The PAC has attracted criticism partly because the founders didn’t make their names public. They say they were worried about harassment and their families.


“It’s vicious out there,” Christofilis said.

The PAC has about 250 contributors, including $25,000 from charter-schools advocate Katherine Binder and $8,000 from businessman John Meisenbach.

Moms for Seattle’s founders have donated at least $5,000 each, and major contributors also include Sheri Schultz, who’s married to Starbucks chairman emeritus Howard Schultz, and other wealthy people.

“Yes, we have big donors. We have medium and little donors, too” McMahon said.

District 6 candidate Jay Fathi spoke against the PAC. “When it’s hard to figure out who they really are, that’s when we have a problem,” he said. “When I think about moms for Seattle … I don’t think about people who aren’t moms and people who live in Bellevue.”


Moms for Seattle also has stirred controversy with its mailers, using Photoshop to show homeless tents in sites such as Cowen Park, as reported by independent journalist Erica Barnett and Patch Seattle. One piece showed an empty toddler swing there with the message, “This isn’t how people should be living or where children should be playing.”

The founders say they had photos taken showing homelessness in parks but decided those would be insensitive because they had people in them.

Venture capitalist Nick Hanauer, Working Washington and OneAmerica created Civic Alliance for a Progressive Economy, which is sending mailers backing Herbold and Morales against their opponents. The PAC also has shared its candidates rankings on social media in comic-book style, as well, blessing high-rated candidates with phrases like “ka pow” and “disappointing” candidates with phrases like “zoink.”

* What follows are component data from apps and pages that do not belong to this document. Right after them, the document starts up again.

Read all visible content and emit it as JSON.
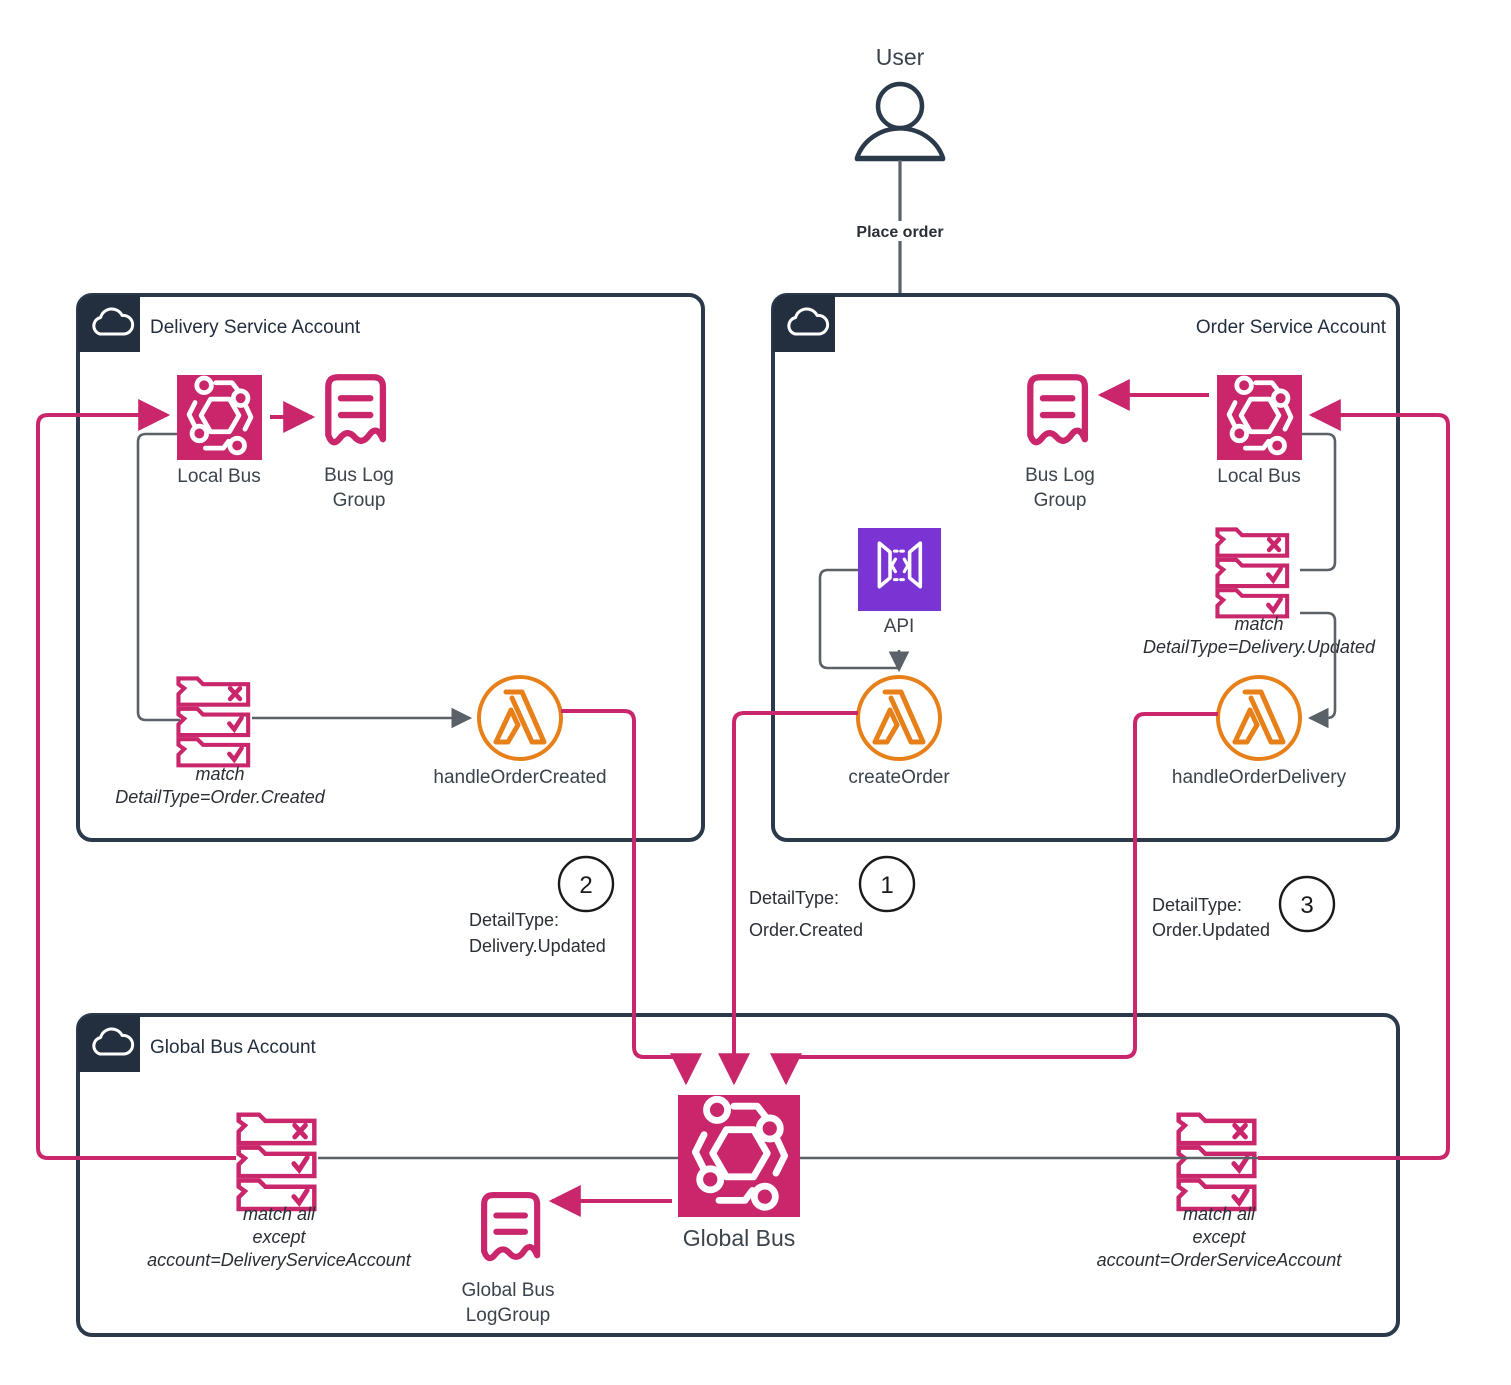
{
  "diagram": {
    "title": "EventBridge cross-account event bus architecture",
    "colors": {
      "eventbridge_pink": "#C9266B",
      "lambda_orange": "#E8801A",
      "api_purple": "#7A34D4",
      "account_border": "#2a3a4a",
      "account_header": "#232f3e",
      "connector_gray": "#5a6168",
      "text_dark": "#3b444c"
    }
  },
  "actor": {
    "label": "User",
    "action_label": "Place order"
  },
  "accounts": [
    {
      "id": "delivery",
      "title": "Delivery Service Account",
      "icon": "cloud-icon",
      "nodes": [
        {
          "id": "delivery-local-bus",
          "label": "Local Bus",
          "icon": "eventbridge-icon"
        },
        {
          "id": "delivery-bus-log-group",
          "label": "Bus Log\nGroup",
          "line1": "Bus Log",
          "line2": "Group",
          "icon": "cloudwatch-log-group-icon"
        },
        {
          "id": "delivery-rule",
          "icon": "eventbridge-rule-icon",
          "line1": "match",
          "line2": "DetailType=Order.Created"
        },
        {
          "id": "handle-order-created",
          "label": "handleOrderCreated",
          "icon": "lambda-icon"
        }
      ]
    },
    {
      "id": "order",
      "title": "Order Service Account",
      "icon": "cloud-icon",
      "nodes": [
        {
          "id": "order-bus-log-group",
          "line1": "Bus Log",
          "line2": "Group",
          "icon": "cloudwatch-log-group-icon"
        },
        {
          "id": "order-local-bus",
          "label": "Local Bus",
          "icon": "eventbridge-icon"
        },
        {
          "id": "order-rule",
          "icon": "eventbridge-rule-icon",
          "line1": "match",
          "line2": "DetailType=Delivery.Updated"
        },
        {
          "id": "api",
          "label": "API",
          "icon": "api-gateway-icon"
        },
        {
          "id": "create-order",
          "label": "createOrder",
          "icon": "lambda-icon"
        },
        {
          "id": "handle-order-delivery",
          "label": "handleOrderDelivery",
          "icon": "lambda-icon"
        }
      ]
    },
    {
      "id": "global",
      "title": "Global Bus Account",
      "icon": "cloud-icon",
      "nodes": [
        {
          "id": "global-rule-delivery",
          "icon": "eventbridge-rule-icon",
          "line1": "match all",
          "line2": "except",
          "line3": "account=DeliveryServiceAccount"
        },
        {
          "id": "global-bus-log-group",
          "line1": "Global Bus",
          "line2": "LogGroup",
          "icon": "cloudwatch-log-group-icon"
        },
        {
          "id": "global-bus",
          "label": "Global Bus",
          "icon": "eventbridge-icon"
        },
        {
          "id": "global-rule-order",
          "icon": "eventbridge-rule-icon",
          "line1": "match all",
          "line2": "except",
          "line3": "account=OrderServiceAccount"
        }
      ]
    }
  ],
  "steps": [
    {
      "number": "1",
      "line1": "DetailType:",
      "line2": "Order.Created"
    },
    {
      "number": "2",
      "line1": "DetailType:",
      "line2": "Delivery.Updated"
    },
    {
      "number": "3",
      "line1": "DetailType:",
      "line2": "Order.Updated"
    }
  ]
}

District 1 Neighbors for Small Business is supporting Tavel, while SEIU 775’s PAC is spending to boost Herbold, Morales and Fathi.